§ WHAT IS NEEDED: Filter this material down to the lines that hold "Shift", copying each one.

*** Begin section ***

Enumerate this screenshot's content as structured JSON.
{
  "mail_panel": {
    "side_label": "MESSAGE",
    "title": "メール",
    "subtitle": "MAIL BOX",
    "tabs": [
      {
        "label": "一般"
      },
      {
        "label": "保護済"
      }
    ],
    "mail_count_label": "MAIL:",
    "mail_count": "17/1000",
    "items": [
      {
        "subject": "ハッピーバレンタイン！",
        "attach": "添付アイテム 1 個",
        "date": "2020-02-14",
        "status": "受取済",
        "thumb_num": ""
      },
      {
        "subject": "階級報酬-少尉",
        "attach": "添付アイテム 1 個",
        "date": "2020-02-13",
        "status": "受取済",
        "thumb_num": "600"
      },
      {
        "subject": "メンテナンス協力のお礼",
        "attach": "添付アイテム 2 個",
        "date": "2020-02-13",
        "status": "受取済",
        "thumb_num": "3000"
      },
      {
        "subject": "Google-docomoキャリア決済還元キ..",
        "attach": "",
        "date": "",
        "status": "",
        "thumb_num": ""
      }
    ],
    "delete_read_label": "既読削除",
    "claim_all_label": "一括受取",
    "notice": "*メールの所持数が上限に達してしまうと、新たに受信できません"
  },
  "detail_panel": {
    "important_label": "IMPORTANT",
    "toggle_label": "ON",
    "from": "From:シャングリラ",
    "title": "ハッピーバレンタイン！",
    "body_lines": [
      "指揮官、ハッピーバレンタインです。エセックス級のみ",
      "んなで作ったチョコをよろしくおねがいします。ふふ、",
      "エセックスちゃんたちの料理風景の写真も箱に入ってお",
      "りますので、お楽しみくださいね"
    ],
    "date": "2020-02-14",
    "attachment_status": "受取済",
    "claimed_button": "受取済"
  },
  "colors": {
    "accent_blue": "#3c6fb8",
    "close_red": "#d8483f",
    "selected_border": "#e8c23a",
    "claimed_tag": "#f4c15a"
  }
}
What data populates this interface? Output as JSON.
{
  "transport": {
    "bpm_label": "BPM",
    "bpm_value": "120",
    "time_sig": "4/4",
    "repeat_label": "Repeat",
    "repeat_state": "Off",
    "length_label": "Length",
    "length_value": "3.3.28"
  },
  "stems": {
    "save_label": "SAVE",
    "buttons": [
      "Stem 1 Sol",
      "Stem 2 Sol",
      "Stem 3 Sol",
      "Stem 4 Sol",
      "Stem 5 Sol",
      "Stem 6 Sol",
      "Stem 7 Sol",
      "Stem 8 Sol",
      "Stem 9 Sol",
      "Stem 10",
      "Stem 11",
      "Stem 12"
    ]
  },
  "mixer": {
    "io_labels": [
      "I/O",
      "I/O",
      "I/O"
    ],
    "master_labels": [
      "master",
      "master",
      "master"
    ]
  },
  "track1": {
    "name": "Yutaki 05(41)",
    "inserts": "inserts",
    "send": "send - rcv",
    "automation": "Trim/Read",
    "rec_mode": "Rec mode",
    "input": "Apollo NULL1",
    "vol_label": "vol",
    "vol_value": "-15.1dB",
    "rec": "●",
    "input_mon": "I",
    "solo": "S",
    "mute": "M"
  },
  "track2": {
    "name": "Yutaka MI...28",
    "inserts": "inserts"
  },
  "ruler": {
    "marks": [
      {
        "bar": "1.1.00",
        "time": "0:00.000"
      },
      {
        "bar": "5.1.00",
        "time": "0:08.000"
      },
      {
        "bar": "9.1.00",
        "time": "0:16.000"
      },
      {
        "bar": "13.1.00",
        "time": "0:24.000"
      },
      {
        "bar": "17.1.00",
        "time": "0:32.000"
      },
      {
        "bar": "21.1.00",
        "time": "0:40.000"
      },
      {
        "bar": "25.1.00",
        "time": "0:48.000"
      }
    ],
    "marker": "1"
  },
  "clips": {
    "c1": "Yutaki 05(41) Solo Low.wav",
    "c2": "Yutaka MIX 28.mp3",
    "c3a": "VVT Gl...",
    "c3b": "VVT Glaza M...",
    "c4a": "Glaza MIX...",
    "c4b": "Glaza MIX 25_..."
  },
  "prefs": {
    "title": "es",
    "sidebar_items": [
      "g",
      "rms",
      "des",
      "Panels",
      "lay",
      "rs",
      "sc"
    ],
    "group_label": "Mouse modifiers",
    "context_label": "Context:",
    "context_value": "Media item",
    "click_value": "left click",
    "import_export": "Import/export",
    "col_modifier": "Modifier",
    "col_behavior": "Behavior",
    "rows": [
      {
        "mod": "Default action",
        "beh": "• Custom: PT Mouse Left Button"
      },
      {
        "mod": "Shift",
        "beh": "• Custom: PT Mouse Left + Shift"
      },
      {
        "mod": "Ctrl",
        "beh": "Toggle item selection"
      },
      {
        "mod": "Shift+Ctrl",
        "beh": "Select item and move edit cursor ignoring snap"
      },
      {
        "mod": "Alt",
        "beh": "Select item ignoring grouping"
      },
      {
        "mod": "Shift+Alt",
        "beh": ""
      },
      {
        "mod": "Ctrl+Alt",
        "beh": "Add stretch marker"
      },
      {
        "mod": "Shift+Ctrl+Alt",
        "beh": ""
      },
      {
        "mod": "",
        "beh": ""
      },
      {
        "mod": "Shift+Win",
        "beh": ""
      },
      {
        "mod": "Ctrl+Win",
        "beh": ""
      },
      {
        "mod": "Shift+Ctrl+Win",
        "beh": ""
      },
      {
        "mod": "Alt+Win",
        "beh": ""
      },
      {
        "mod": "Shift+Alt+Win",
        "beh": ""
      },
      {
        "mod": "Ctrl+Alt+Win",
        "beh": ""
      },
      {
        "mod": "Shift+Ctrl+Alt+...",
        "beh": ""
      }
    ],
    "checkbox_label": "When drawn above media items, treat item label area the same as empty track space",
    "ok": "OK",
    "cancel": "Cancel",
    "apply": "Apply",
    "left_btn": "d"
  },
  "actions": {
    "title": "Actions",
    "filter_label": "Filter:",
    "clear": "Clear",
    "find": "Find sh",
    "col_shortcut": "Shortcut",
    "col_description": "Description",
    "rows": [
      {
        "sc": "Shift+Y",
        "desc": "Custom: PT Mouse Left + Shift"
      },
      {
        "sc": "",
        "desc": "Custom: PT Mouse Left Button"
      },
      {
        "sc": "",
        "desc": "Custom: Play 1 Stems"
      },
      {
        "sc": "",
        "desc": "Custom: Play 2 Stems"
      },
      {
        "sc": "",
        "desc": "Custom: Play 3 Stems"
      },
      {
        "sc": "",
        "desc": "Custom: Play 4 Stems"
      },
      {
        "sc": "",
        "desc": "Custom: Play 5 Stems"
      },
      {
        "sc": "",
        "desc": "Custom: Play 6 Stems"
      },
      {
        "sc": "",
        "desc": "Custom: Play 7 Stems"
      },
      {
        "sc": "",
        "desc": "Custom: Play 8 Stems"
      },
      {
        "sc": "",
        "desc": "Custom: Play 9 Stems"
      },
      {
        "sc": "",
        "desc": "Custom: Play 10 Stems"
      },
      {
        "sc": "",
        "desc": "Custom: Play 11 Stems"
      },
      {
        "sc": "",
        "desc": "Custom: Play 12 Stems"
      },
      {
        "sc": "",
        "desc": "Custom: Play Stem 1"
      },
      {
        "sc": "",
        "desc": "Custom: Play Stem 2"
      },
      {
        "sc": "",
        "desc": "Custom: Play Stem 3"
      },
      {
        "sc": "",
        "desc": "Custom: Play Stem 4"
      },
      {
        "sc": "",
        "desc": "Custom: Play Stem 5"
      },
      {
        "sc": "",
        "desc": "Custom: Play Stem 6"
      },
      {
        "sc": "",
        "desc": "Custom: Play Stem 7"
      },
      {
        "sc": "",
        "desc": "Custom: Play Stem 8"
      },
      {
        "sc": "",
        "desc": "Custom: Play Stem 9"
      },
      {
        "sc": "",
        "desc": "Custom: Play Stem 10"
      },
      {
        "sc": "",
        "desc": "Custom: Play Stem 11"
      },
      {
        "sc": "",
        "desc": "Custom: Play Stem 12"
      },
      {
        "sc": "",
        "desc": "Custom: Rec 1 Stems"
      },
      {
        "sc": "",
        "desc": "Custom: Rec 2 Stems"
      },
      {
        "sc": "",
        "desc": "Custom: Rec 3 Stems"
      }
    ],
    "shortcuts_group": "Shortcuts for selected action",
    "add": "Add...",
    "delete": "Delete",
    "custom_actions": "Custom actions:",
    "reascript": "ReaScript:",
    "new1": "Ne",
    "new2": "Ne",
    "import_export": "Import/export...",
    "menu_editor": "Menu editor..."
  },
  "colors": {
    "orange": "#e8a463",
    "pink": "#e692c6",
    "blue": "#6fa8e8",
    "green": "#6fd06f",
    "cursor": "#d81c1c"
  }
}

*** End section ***

§ REPLY:
        "mod": "Shift",
        "beh": "• Custom: PT Mouse Left + Shift"
        "mod": "Shift+Ctrl",
        "mod": "Shift+Alt",
        "mod": "Shift+Ctrl+Alt",
        "mod": "Shift+Win",
        "mod": "Shift+Ctrl+Win",
        "mod": "Shift+Alt+Win",
        "mod": "Shift+Ctrl+Alt+...",
        "sc": "Shift+Y",
        "desc": "Custom: PT Mouse Left + Shift"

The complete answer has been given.